When I first opened Skydive Twin Cities I got the meat bombs skydivers up to altitude in 2 Cessna 182’s, 2 Cessna 206’s, and a 1952 De Havilland Beaver. Running 5 planes at once was a big job and keeping enough pilots trained was a nightmare. In our second year a hungover pilot aborted a takeoff and ran one of the 182’s off the end of the runway and onto a road, no one was hurt but the plane’s nose wheel was folded under and the prop, engine and firewall suffered damage. With that incident in mind and being tired of the 5 plane hassle the next year I started leasing a Twin Otter as my main jump ship. I still used the small Cessna’s and the Beaver for loads too small for the Twin Otter but over the years my fleet shrank down to just the two 206 Stationairs.
With the Twin Otter taking the bulk of the work I only needed one of the planes operational at a time, so I parked one in a hanger with the intention of getting it flying the next year. That next year was five years ago. When my mechanic and I finally dug the poor neglected 206 out of the back of the hanger it was a sorry sight, covered in a thick layer of dust, the tires a little flat and the interior filled with junk because I’d been using it as storage for all kinds of crap.
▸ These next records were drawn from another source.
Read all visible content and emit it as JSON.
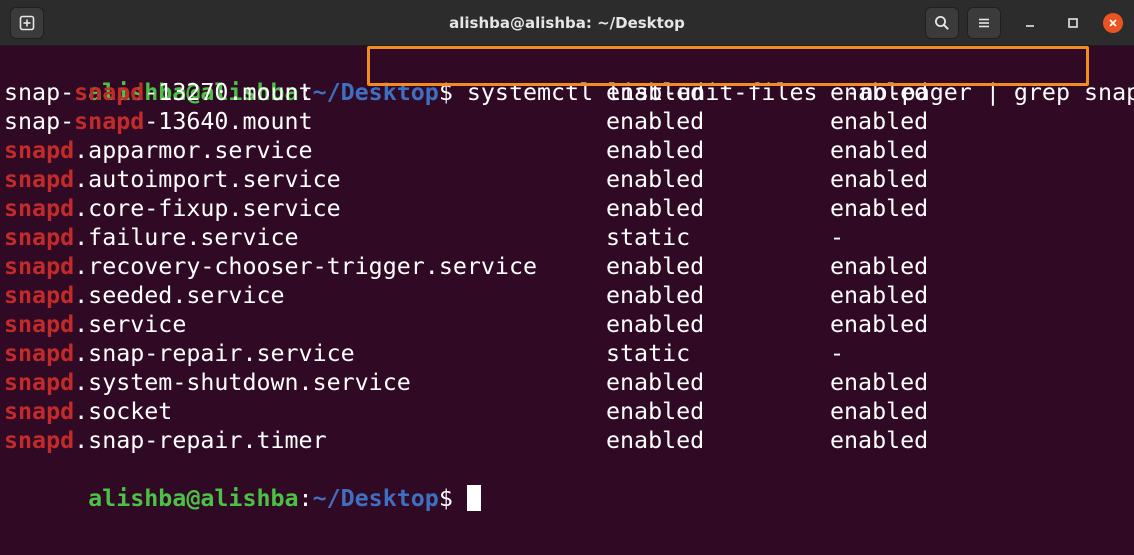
{
  "window": {
    "title": "alishba@alishba: ~/Desktop"
  },
  "colors": {
    "background": "#300a24",
    "prompt_user": "#4bc245",
    "prompt_path": "#3f6fc0",
    "grep_match": "#c32b2b",
    "highlight_box": "#f28c1e"
  },
  "icons": {
    "new_tab": "new-tab-icon",
    "search": "search-icon",
    "menu": "hamburger-menu-icon",
    "minimize": "minimize-icon",
    "maximize": "maximize-icon",
    "close": "close-icon"
  },
  "prompt": {
    "user_host": "alishba@alishba",
    "colon": ":",
    "path": "~/Desktop",
    "symbol": "$ "
  },
  "command": "systemctl list-unit-files --no-pager | grep snapd",
  "rows": [
    {
      "pre": "snap-",
      "match": "snapd",
      "post": "-13270.mount",
      "state": "enabled",
      "preset": "enabled"
    },
    {
      "pre": "snap-",
      "match": "snapd",
      "post": "-13640.mount",
      "state": "enabled",
      "preset": "enabled"
    },
    {
      "pre": "",
      "match": "snapd",
      "post": ".apparmor.service",
      "state": "enabled",
      "preset": "enabled"
    },
    {
      "pre": "",
      "match": "snapd",
      "post": ".autoimport.service",
      "state": "enabled",
      "preset": "enabled"
    },
    {
      "pre": "",
      "match": "snapd",
      "post": ".core-fixup.service",
      "state": "enabled",
      "preset": "enabled"
    },
    {
      "pre": "",
      "match": "snapd",
      "post": ".failure.service",
      "state": "static",
      "preset": "-"
    },
    {
      "pre": "",
      "match": "snapd",
      "post": ".recovery-chooser-trigger.service",
      "state": "enabled",
      "preset": "enabled"
    },
    {
      "pre": "",
      "match": "snapd",
      "post": ".seeded.service",
      "state": "enabled",
      "preset": "enabled"
    },
    {
      "pre": "",
      "match": "snapd",
      "post": ".service",
      "state": "enabled",
      "preset": "enabled"
    },
    {
      "pre": "",
      "match": "snapd",
      "post": ".snap-repair.service",
      "state": "static",
      "preset": "-"
    },
    {
      "pre": "",
      "match": "snapd",
      "post": ".system-shutdown.service",
      "state": "enabled",
      "preset": "enabled"
    },
    {
      "pre": "",
      "match": "snapd",
      "post": ".socket",
      "state": "enabled",
      "preset": "enabled"
    },
    {
      "pre": "",
      "match": "snapd",
      "post": ".snap-repair.timer",
      "state": "enabled",
      "preset": "enabled"
    }
  ]
}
When we did a compression check we found that two of the cylinders had fairly low compression and needed to be changed and I figured that as long as I was replacing one third of the cylinders I might as well replace them all and call it a top overhaul.
The whole project took about two months but last week I was finally able to get my beloved Juliet (from the N number on the tail N207J) back in the air.
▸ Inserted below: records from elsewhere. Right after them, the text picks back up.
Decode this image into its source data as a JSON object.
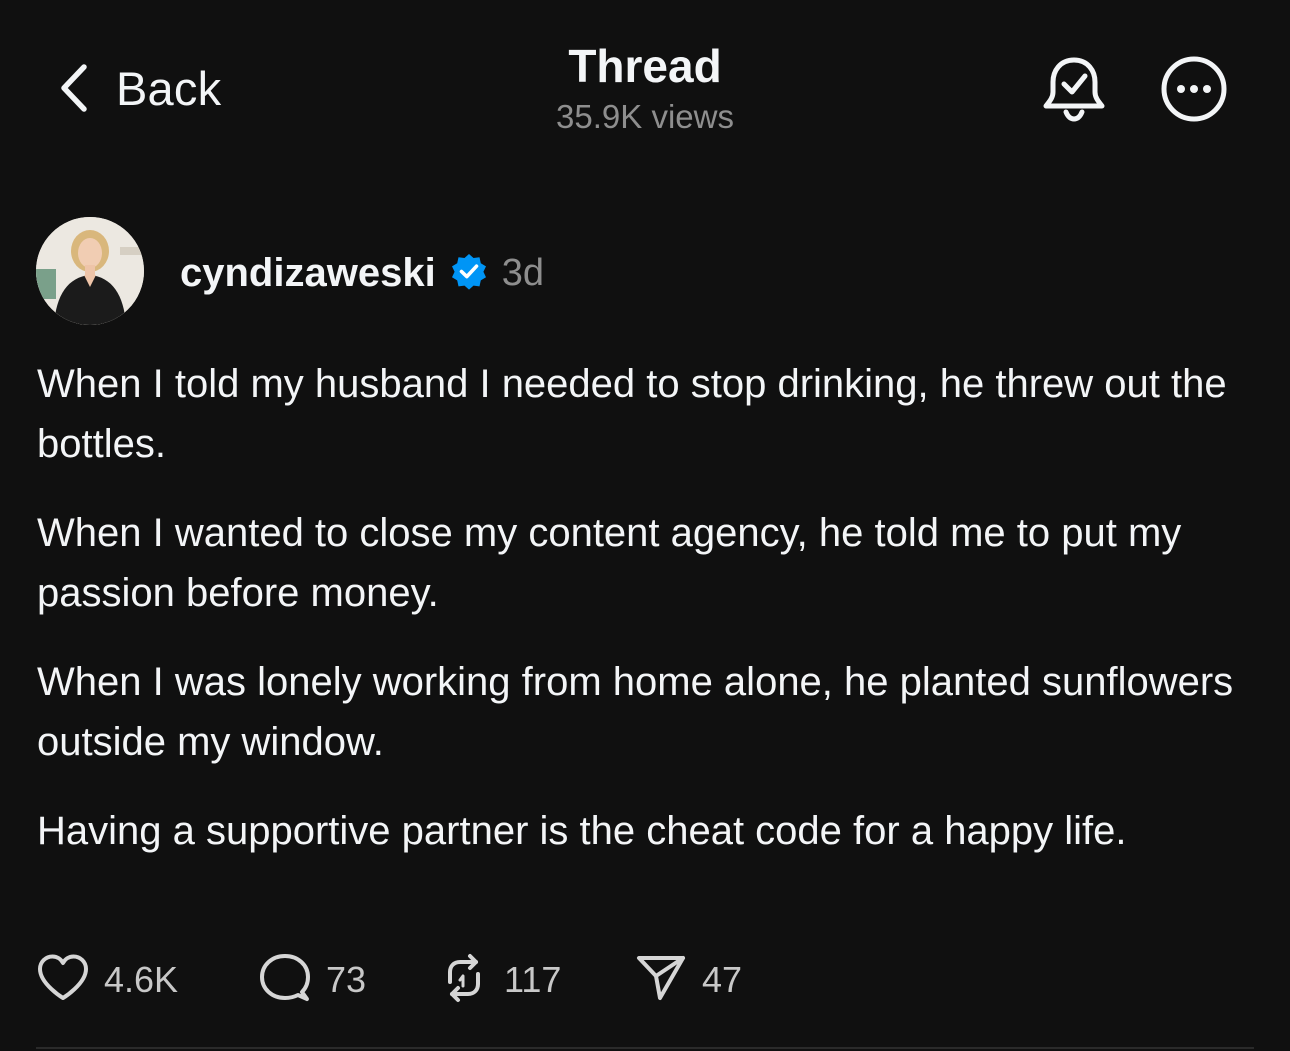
{
  "header": {
    "back_label": "Back",
    "title": "Thread",
    "views": "35.9K views",
    "icons": [
      "bell-check-icon",
      "more-icon"
    ]
  },
  "author": {
    "username": "cyndizaweski",
    "verified": true,
    "timestamp": "3d"
  },
  "post": {
    "paragraphs": [
      "When I told my husband I needed to stop drinking, he threw out the bottles.",
      "When I wanted to close my content agency, he told me to put my passion before money.",
      "When I was lonely working from home alone, he planted sunflowers outside my window.",
      "Having a supportive partner is the cheat code for a happy life."
    ]
  },
  "actions": {
    "likes": "4.6K",
    "replies": "73",
    "reposts": "117",
    "shares": "47"
  },
  "colors": {
    "background": "#101010",
    "text": "#f3f5f7",
    "secondary": "#8e8e8e",
    "verified": "#0095f6"
  }
}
And seeing that that the cylinders need to be broken in I have no other choice but to fly to work all week.